[[ INPUT DATA open ]]
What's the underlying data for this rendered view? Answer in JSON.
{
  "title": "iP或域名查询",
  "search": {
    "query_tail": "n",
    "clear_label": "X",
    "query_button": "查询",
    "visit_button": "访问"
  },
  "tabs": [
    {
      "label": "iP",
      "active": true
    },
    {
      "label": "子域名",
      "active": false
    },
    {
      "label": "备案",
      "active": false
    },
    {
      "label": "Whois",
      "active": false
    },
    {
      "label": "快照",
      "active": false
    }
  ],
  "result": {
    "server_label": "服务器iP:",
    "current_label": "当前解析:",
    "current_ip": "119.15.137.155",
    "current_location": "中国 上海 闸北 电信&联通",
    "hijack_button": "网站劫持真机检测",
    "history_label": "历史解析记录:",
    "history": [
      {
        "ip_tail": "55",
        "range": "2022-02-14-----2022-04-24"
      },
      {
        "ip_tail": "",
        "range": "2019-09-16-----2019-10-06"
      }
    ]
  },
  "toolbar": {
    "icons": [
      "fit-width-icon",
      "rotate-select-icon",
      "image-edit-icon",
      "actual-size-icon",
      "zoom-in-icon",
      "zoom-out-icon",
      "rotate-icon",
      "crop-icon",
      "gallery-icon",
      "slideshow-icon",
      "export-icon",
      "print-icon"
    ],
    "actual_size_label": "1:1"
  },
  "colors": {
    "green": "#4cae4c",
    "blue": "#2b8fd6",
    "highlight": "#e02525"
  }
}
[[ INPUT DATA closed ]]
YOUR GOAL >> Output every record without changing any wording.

OUTPUT FOR THIS TASK >>
What's the underlying data for this rendered view? Answer in JSON.
{
  "title": "iP或域名查询",
  "search": {
    "query_tail": "n",
    "clear_label": "X",
    "query_button": "查询",
    "visit_button": "访问"
  },
  "tabs": [
    {
      "label": "iP",
      "active": true
    },
    {
      "label": "子域名",
      "active": false
    },
    {
      "label": "备案",
      "active": false
    },
    {
      "label": "Whois",
      "active": false
    },
    {
      "label": "快照",
      "active": false
    }
  ],
  "result": {
    "server_label": "服务器iP:",
    "current_label": "当前解析:",
    "current_ip": "119.15.137.155",
    "current_location": "中国 上海 闸北 电信&联通",
    "hijack_button": "网站劫持真机检测",
    "history_label": "历史解析记录:",
    "history": [
      {
        "ip_tail": "55",
        "range": "2022-02-14-----2022-04-24"
      },
      {
        "ip_tail": "",
        "range": "2019-09-16-----2019-10-06"
      }
    ]
  },
  "toolbar": {
    "icons": [
      "fit-width-icon",
      "rotate-select-icon",
      "image-edit-icon",
      "actual-size-icon",
      "zoom-in-icon",
      "zoom-out-icon",
      "rotate-icon",
      "crop-icon",
      "gallery-icon",
      "slideshow-icon",
      "export-icon",
      "print-icon"
    ],
    "actual_size_label": "1:1"
  },
  "colors": {
    "green": "#4cae4c",
    "blue": "#2b8fd6",
    "highlight": "#e02525"
  }
}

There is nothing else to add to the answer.